* DESCRIPTION OF THE TASK
Using the data below, copy each line that includes the word "value".

SUPPLIED MATERIAL section start

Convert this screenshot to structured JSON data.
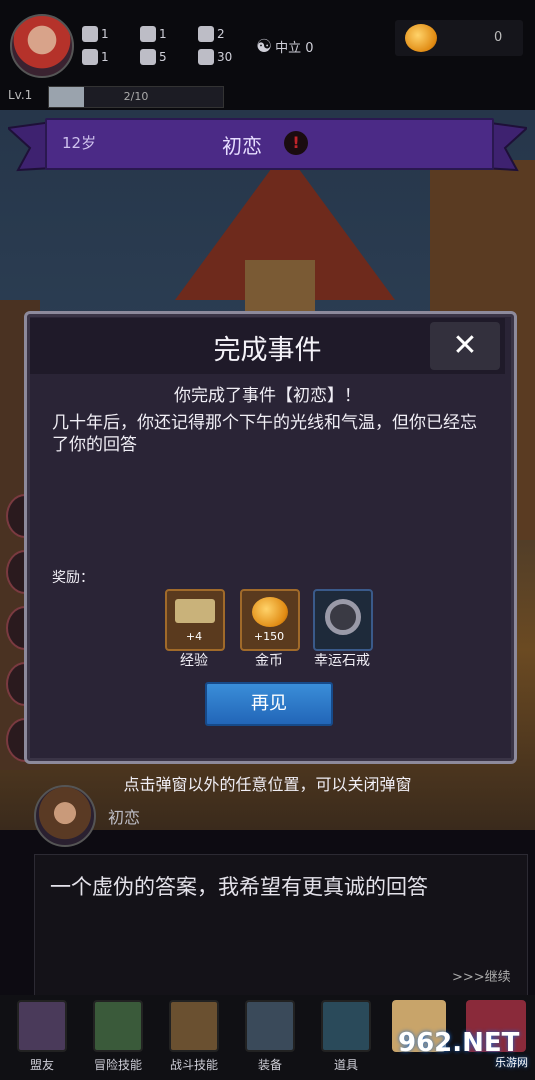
{
  "topbar": {
    "stats": [
      {
        "icon": "fist-icon",
        "value": "1"
      },
      {
        "icon": "arrow-icon",
        "value": "1"
      },
      {
        "icon": "hat-icon",
        "value": "2"
      },
      {
        "icon": "clover-icon",
        "value": "1"
      },
      {
        "icon": "book-icon",
        "value": "5"
      },
      {
        "icon": "sprout-icon",
        "value": "30"
      }
    ],
    "alignment": "中立 0",
    "level": "Lv.1",
    "xp_text": "2/10",
    "xp_fraction": 0.2,
    "gold": "0"
  },
  "event_banner": {
    "age": "12岁",
    "title": "初恋",
    "warn_symbol": "!"
  },
  "modal": {
    "title": "完成事件",
    "close_symbol": "✕",
    "subtitle": "你完成了事件【初恋】！",
    "text": "几十年后，你还记得那个下午的光线和气温，但你已经忘了你的回答",
    "rewards_label": "奖励：",
    "rewards": [
      {
        "icon": "exp-scroll-icon",
        "value": "+4",
        "name": "经验"
      },
      {
        "icon": "gold-coin-icon",
        "value": "+150",
        "name": "金币"
      },
      {
        "icon": "lucky-ring-icon",
        "value": "",
        "name": "幸运石戒"
      }
    ],
    "button": "再见"
  },
  "hint": "点击弹窗以外的任意位置，可以关闭弹窗",
  "dialogue": {
    "npc_name": "初恋",
    "text": "一个虚伪的答案，我希望有更真诚的回答",
    "continue": ">>>继续"
  },
  "nav": [
    {
      "icon": "handshake-icon",
      "label": "盟友"
    },
    {
      "icon": "adventure-icon",
      "label": "冒险技能"
    },
    {
      "icon": "backpack-icon",
      "label": "战斗技能"
    },
    {
      "icon": "swords-icon",
      "label": "装备"
    },
    {
      "icon": "potion-icon",
      "label": "道具"
    }
  ],
  "watermark": {
    "main": "962.NET",
    "sub": "乐游网"
  }
}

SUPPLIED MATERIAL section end

* TASK RESULT
        "value": "1"
        "value": "1"
        "value": "2"
        "value": "1"
        "value": "5"
        "value": "30"
        "value": "+4",
        "value": "+150",
        "value": "",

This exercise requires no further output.